Science Year 7 – Year 10
The PLC Science course introduces students to a wide range of science ideas and topics, providing a global view of past and present issues and developing the skills to communicate scientific ideas effectively. Although these topics lay the foundation for future studies of Science, the main emphasis is on providing the students with a broad scientific background helping them to draw links between science and everyday life.
The science course will offer a learning experience that will develop students’ critical thinking and research skills through the concepts of change, systems and relationships. These topics include the commonly known areas of Biological, Chemical, Physical, and Earth and Space Sciences.
The Science content includes the three strands of science understanding, science inquiry skills and science as a human endeavour. The three strands of the curriculum are interrelated and their content is taught in an integrated way.
Each topic is made relevant to the interests of the students and provides them with opportunities to explore science within different contexts, integrating with other subjects where appropriate. There is a significant emphasis on student centred learning throughout the course, with students accepting a greater degree of responsibility for their own learning as they progress from Years 7 to 10. The range of student ability is catered for by a differentiated curriculum that allows students to progress in a manner that best suits their individual needs and abilities.
Over Years 7 to 10, students develop their understanding of microscopic and atomic structures; how systems at a range of scales are shaped by flows of energy and matter and interactions due to forces, and develop the ability to quantify changes and relative amounts.
In Year 7, students explore the diversity of life on Earth and start to develop an understanding of the role of classification in ordering and organising information. They use and develop models such as food chains and food webs to represent and analyse the flow of energy and matter through ecosystems and explore the impact of changing components within these systems. They consider the interaction between multiple forces when explaining changes in an object’s motion. They explore the notion of renewable and non-renewable resources and consider how this classification depends on the timescale considered. They investigate relationships in the Earth-sun-moon system and use models to predict and explain events. Students make accurate measurements and control variables to analyse relationships between system components. They explore and explain these relationships through appropriate representations and consider the role of science in decision-making processes.
In Year 8, students are introduced to cells as microscopic structures that explain macroscopic properties of living systems. They link form and function at a cellular level and explore the organisation of body systems in terms of flows of matter between interdependent organs. Similarly, they explore changes in matter at a particle level, and distinguish between chemical and physical change. They begin to classify different forms of energy, and describe the role of energy in causing change in systems, including the role of heat and kinetic energy. Students use experimentation to isolate relationships between components in systems and explain these relationships through increasingly complex representations. They make predictions and propose explanations, drawing on evidence to support their views while considering other points of view.

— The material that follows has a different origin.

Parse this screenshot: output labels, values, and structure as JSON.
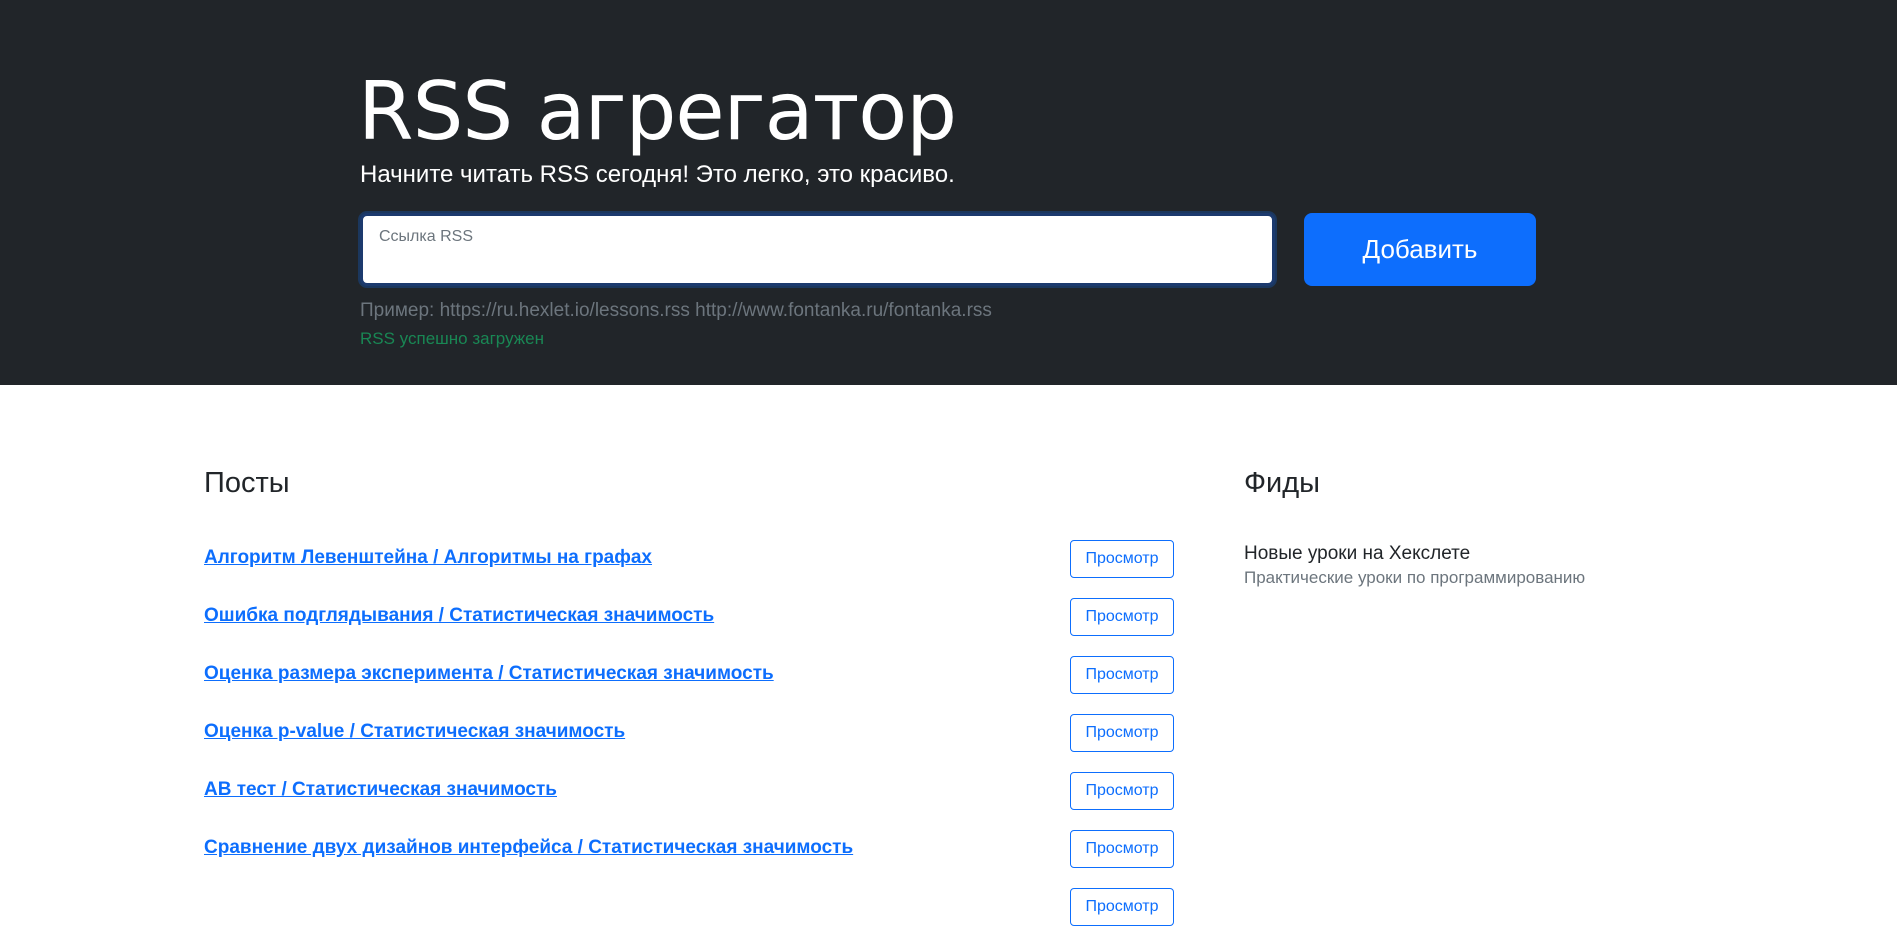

In Year 9, students consider the operation of systems at a range of scales. They explore ways in which the human body as a system responds to its external environment. They are introduced to the notion of the atom as a system of protons, electrons and neutrons, and how this system can change through nuclear decay. They learn that matter can be rearranged through chemical change and that these changes play an important role in many systems. They are introduced to the concept of the conservation of matter and begin to develop a more sophisticated view of energy transfer. They begin to apply their understanding of energy and forces to global systems such as continental movement.
In Year 10, the science course consists of three core subjects – Physics, Chemistry and Biology, which are taught by subject specialists to ensure a depth of content. The Physics course covers the topics of motion, forces and energy. The Chemistry unit covers collision theory, reactivity series, rates of reaction, hydrocarbons, bonding and an introduction to stoichiometry. The Biology unit includes genetics and an introduction to evolution.
In the Year 10 curriculum, students explore systems at different scales and connect microscopic and macroscopic properties to explain phenomena. Students explore the biological, chemical, and physical evidence for different theories. The three core subjects are taught by subject specialists to ensure a depth of content.
Students develop their understanding of atomic theory to understand relationships within the periodic table. They understand that motion and forces are related by applying physical laws. They learn about the relationships between aspects of the living, physical and chemical world that are applied to systems on a local and global scale and this enables them to predict how changes will affect equilibrium within these systems.
Each of these courses is designed not only to align with the Western Australian Curriculum for Science, but also to prepare the students for WACE and IB Diploma courses.